══ Source information ══

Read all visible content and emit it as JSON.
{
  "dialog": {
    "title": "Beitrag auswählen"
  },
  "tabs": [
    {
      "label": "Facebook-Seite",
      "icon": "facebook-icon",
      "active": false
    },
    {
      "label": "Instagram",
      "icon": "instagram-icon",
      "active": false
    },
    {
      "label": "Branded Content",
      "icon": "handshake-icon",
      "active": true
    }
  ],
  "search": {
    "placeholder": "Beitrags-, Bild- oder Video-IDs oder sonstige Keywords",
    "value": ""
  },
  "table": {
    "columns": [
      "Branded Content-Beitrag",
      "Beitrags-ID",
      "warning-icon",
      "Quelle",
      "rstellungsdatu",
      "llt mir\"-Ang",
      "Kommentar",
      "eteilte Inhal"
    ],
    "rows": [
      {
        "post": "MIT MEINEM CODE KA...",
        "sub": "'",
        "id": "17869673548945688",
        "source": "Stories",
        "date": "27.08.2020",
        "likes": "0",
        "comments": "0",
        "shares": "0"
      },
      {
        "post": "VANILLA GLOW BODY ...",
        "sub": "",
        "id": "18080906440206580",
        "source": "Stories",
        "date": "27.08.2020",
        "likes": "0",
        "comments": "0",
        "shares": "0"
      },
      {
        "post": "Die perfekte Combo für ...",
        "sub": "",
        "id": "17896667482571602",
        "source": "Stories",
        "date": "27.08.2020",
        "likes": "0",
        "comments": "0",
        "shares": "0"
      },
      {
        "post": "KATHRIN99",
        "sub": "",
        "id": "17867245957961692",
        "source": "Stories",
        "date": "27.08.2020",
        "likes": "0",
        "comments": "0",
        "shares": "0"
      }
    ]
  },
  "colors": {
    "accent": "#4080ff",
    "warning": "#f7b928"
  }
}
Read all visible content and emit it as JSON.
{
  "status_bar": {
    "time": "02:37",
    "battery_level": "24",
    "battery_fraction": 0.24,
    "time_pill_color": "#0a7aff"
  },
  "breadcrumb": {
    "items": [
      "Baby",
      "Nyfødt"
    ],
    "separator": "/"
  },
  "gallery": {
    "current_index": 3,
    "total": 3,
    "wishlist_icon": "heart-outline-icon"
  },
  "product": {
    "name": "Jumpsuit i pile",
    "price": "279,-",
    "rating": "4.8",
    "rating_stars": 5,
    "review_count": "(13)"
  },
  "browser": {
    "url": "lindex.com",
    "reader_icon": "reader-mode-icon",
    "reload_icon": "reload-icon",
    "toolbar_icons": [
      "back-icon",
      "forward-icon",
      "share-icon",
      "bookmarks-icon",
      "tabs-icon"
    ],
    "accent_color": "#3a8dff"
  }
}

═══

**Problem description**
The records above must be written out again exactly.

**Answer to this exercise**
Read all visible content and emit it as JSON.
{
  "dialog": {
    "title": "Beitrag auswählen"
  },
  "tabs": [
    {
      "label": "Facebook-Seite",
      "icon": "facebook-icon",
      "active": false
    },
    {
      "label": "Instagram",
      "icon": "instagram-icon",
      "active": false
    },
    {
      "label": "Branded Content",
      "icon": "handshake-icon",
      "active": true
    }
  ],
  "search": {
    "placeholder": "Beitrags-, Bild- oder Video-IDs oder sonstige Keywords",
    "value": ""
  },
  "table": {
    "columns": [
      "Branded Content-Beitrag",
      "Beitrags-ID",
      "warning-icon",
      "Quelle",
      "rstellungsdatu",
      "llt mir\"-Ang",
      "Kommentar",
      "eteilte Inhal"
    ],
    "rows": [
      {
        "post": "MIT MEINEM CODE KA...",
        "sub": "'",
        "id": "17869673548945688",
        "source": "Stories",
        "date": "27.08.2020",
        "likes": "0",
        "comments": "0",
        "shares": "0"
      },
      {
        "post": "VANILLA GLOW BODY ...",
        "sub": "",
        "id": "18080906440206580",
        "source": "Stories",
        "date": "27.08.2020",
        "likes": "0",
        "comments": "0",
        "shares": "0"
      },
      {
        "post": "Die perfekte Combo für ...",
        "sub": "",
        "id": "17896667482571602",
        "source": "Stories",
        "date": "27.08.2020",
        "likes": "0",
        "comments": "0",
        "shares": "0"
      },
      {
        "post": "KATHRIN99",
        "sub": "",
        "id": "17867245957961692",
        "source": "Stories",
        "date": "27.08.2020",
        "likes": "0",
        "comments": "0",
        "shares": "0"
      }
    ]
  },
  "colors": {
    "accent": "#4080ff",
    "warning": "#f7b928"
  }
}
Read all visible content and emit it as JSON.
{
  "status_bar": {
    "time": "02:37",
    "battery_level": "24",
    "battery_fraction": 0.24,
    "time_pill_color": "#0a7aff"
  },
  "breadcrumb": {
    "items": [
      "Baby",
      "Nyfødt"
    ],
    "separator": "/"
  },
  "gallery": {
    "current_index": 3,
    "total": 3,
    "wishlist_icon": "heart-outline-icon"
  },
  "product": {
    "name": "Jumpsuit i pile",
    "price": "279,-",
    "rating": "4.8",
    "rating_stars": 5,
    "review_count": "(13)"
  },
  "browser": {
    "url": "lindex.com",
    "reader_icon": "reader-mode-icon",
    "reload_icon": "reload-icon",
    "toolbar_icons": [
      "back-icon",
      "forward-icon",
      "share-icon",
      "bookmarks-icon",
      "tabs-icon"
    ],
    "accent_color": "#3a8dff"
  }
}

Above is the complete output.